When you have calculated your net capital gain or loss, simply fill in this value on Form 2042-C on line 3AN if you made a net gain, or on line 3BN if you made a net loss.
How to calculate crypto taxes with Blockpit?
It may feel like a very difficult task to calculate and prepare tax forms for your complete crypto portfolio every season. Worry no more. Crypto tax tool of Blockpit can automate the entire process and take the tax headache away.
Here’s how it works. Check it out yourself!
Connect your crypto wallet or exchange
The first step in automating your crypto tax report is to import your data from your wallets and your exchanges. You can create a depot and import your crypto transactions easily with an API or using CSV and Excel files. Blockpit crypto tax tool supports a wide variety of exchanges and wallets. Here you can find the exchanges and wallets Blockpit supports and learn the first steps on setting up in detail in our Help Center.
Check the settings on the web app
When you have created an account and linked all your crypto transactions to the web app, you should make sure all settings are in order with your account before you calculate your tax report. So, no errors or warnings are displayed. Then, go to the Reports tab and select the desired year you wish to calculate the tax report for. We will go with 2020.
Next, you can click on Account Settings to confirm the country, France and customize other details like language and currency. Choosing France as a country will automatically apply the French tax regulation.
Calculate the crypto-tax report
Once the account settings are confirmed, you can click on the Reports tab to see when you last calculated the report and to recalculate it. This is very quick and automated. You should always recalculate the report before downloading it.
Download the tax report
Finally, you can download a comprehensive tax report by clicking on the Export as PDF button.
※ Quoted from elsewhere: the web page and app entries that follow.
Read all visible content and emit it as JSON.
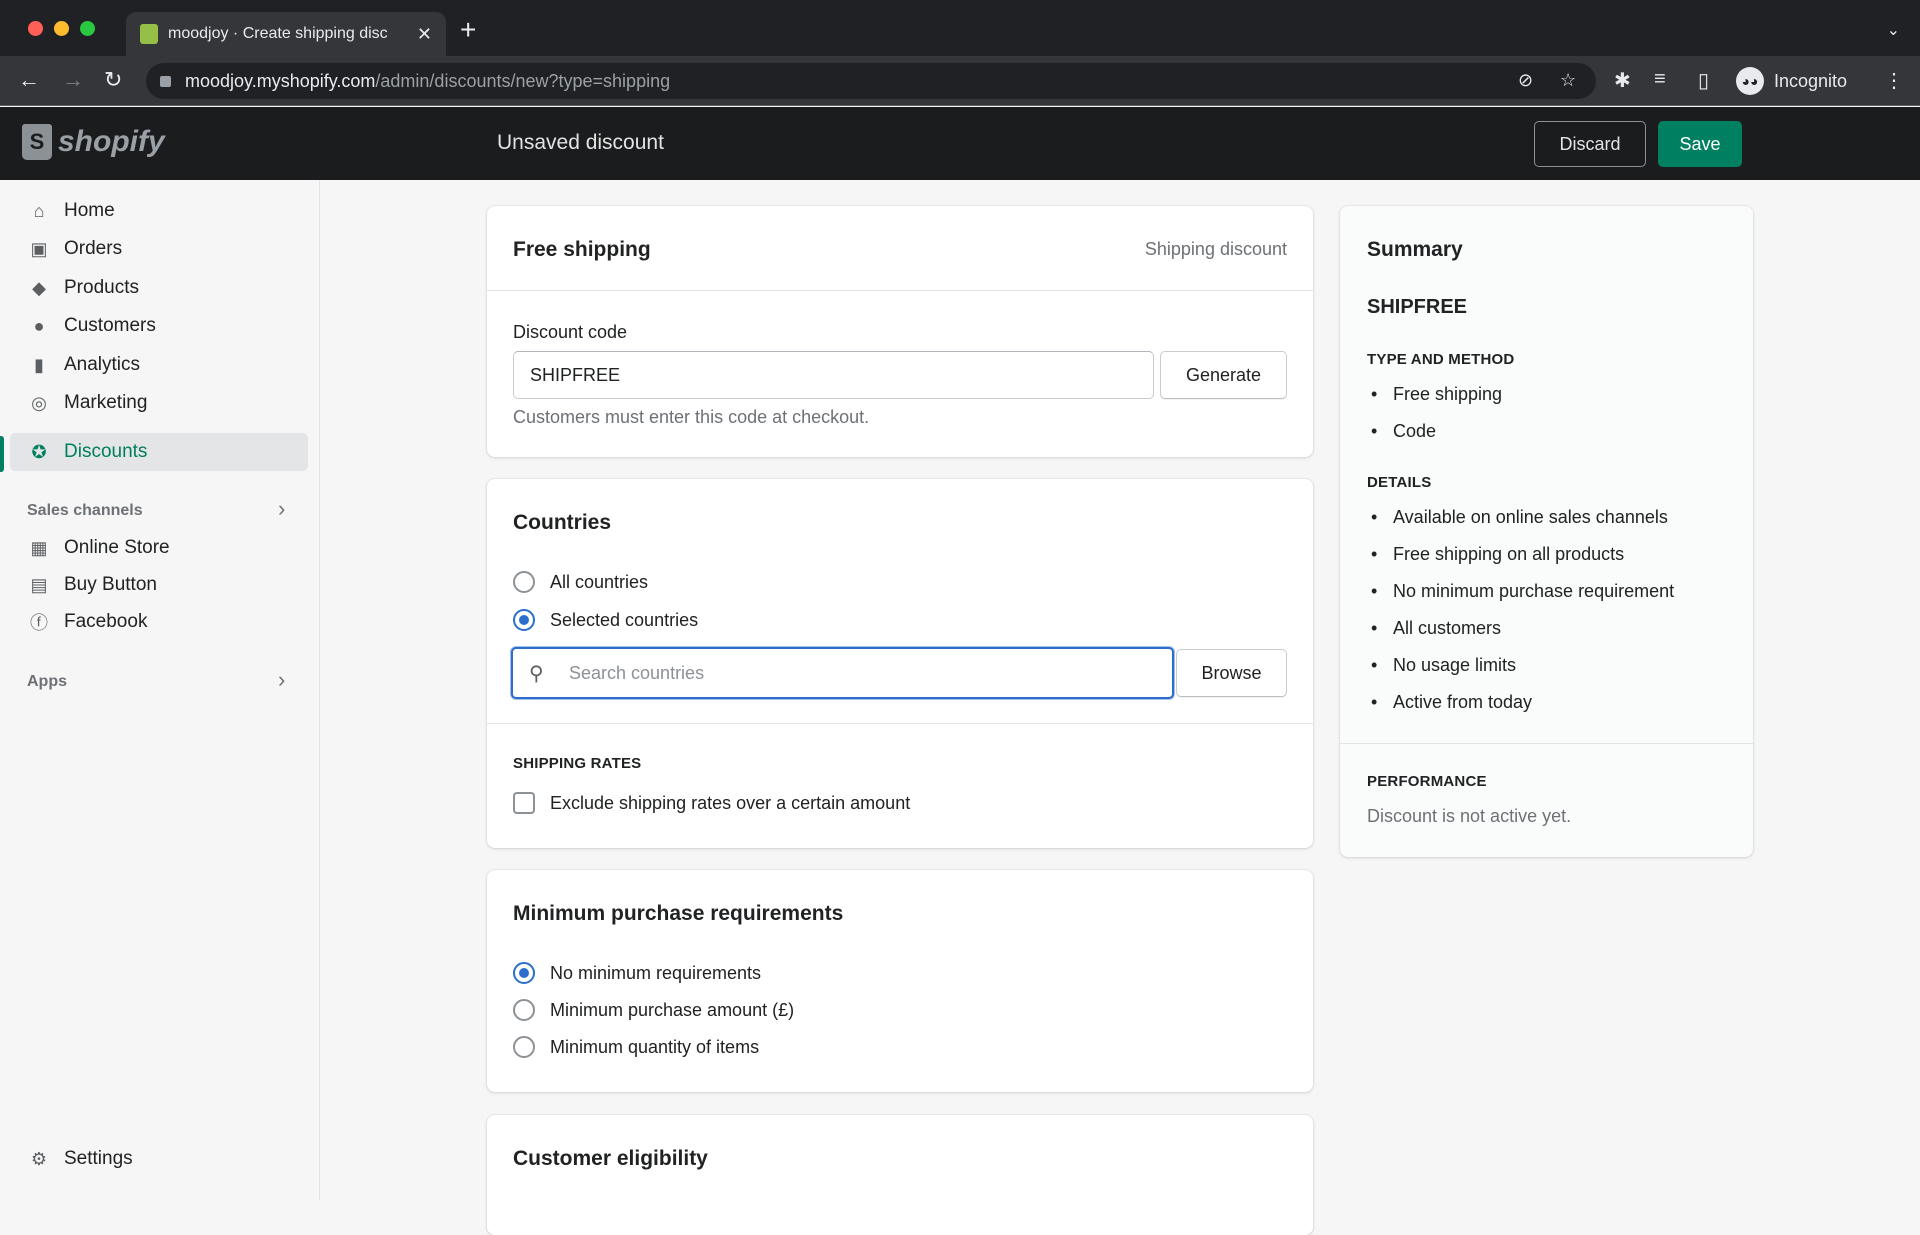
{
  "browser": {
    "tab_title": "moodjoy · Create shipping disc",
    "url_host": "moodjoy.myshopify.com",
    "url_path": "/admin/discounts/new?type=shipping",
    "profile_label": "Incognito"
  },
  "topbar": {
    "logo_text": "shopify",
    "page_title": "Unsaved discount",
    "discard_label": "Discard",
    "save_label": "Save"
  },
  "sidebar": {
    "items": [
      {
        "label": "Home",
        "icon": "home-icon"
      },
      {
        "label": "Orders",
        "icon": "orders-icon"
      },
      {
        "label": "Products",
        "icon": "tag-icon"
      },
      {
        "label": "Customers",
        "icon": "person-icon"
      },
      {
        "label": "Analytics",
        "icon": "bar-chart-icon"
      },
      {
        "label": "Marketing",
        "icon": "target-icon"
      },
      {
        "label": "Discounts",
        "icon": "discount-icon",
        "active": true
      }
    ],
    "sales_channels_label": "Sales channels",
    "channels": [
      {
        "label": "Online Store",
        "icon": "store-icon"
      },
      {
        "label": "Buy Button",
        "icon": "buy-button-icon"
      },
      {
        "label": "Facebook",
        "icon": "facebook-icon"
      }
    ],
    "apps_label": "Apps",
    "settings_label": "Settings"
  },
  "discount_card": {
    "title": "Free shipping",
    "type_label": "Shipping discount",
    "code_label": "Discount code",
    "code_value": "SHIPFREE",
    "generate_label": "Generate",
    "help_text": "Customers must enter this code at checkout."
  },
  "countries_card": {
    "title": "Countries",
    "options": [
      {
        "label": "All countries",
        "selected": false
      },
      {
        "label": "Selected countries",
        "selected": true
      }
    ],
    "search_placeholder": "Search countries",
    "browse_label": "Browse",
    "shipping_rates_heading": "SHIPPING RATES",
    "exclude_label": "Exclude shipping rates over a certain amount",
    "exclude_checked": false
  },
  "min_purchase_card": {
    "title": "Minimum purchase requirements",
    "options": [
      {
        "label": "No minimum requirements",
        "selected": true
      },
      {
        "label": "Minimum purchase amount (£)",
        "selected": false
      },
      {
        "label": "Minimum quantity of items",
        "selected": false
      }
    ]
  },
  "eligibility_card": {
    "title": "Customer eligibility"
  },
  "summary": {
    "title": "Summary",
    "code": "SHIPFREE",
    "type_heading": "TYPE AND METHOD",
    "type_items": [
      "Free shipping",
      "Code"
    ],
    "details_heading": "DETAILS",
    "details_items": [
      "Available on online sales channels",
      "Free shipping on all products",
      "No minimum purchase requirement",
      "All customers",
      "No usage limits",
      "Active from today"
    ],
    "performance_heading": "PERFORMANCE",
    "performance_text": "Discount is not active yet."
  },
  "colors": {
    "accent_green": "#008060",
    "focus_blue": "#2c6ecb"
  }
}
When you open the file, you see a summary of taxes you owe on taxable capital gains and losses for the relevant tax year.
The summary of taxes is followed by automatically filled tax forms Formulaire n°2086 and Formulaire n°2042 C. The best thing is that you don’t have to enter details manually.
These forms are accompanied by an Appendix and a general overview of all your crypto transactions within the relevant year to use as proof of funds if needed.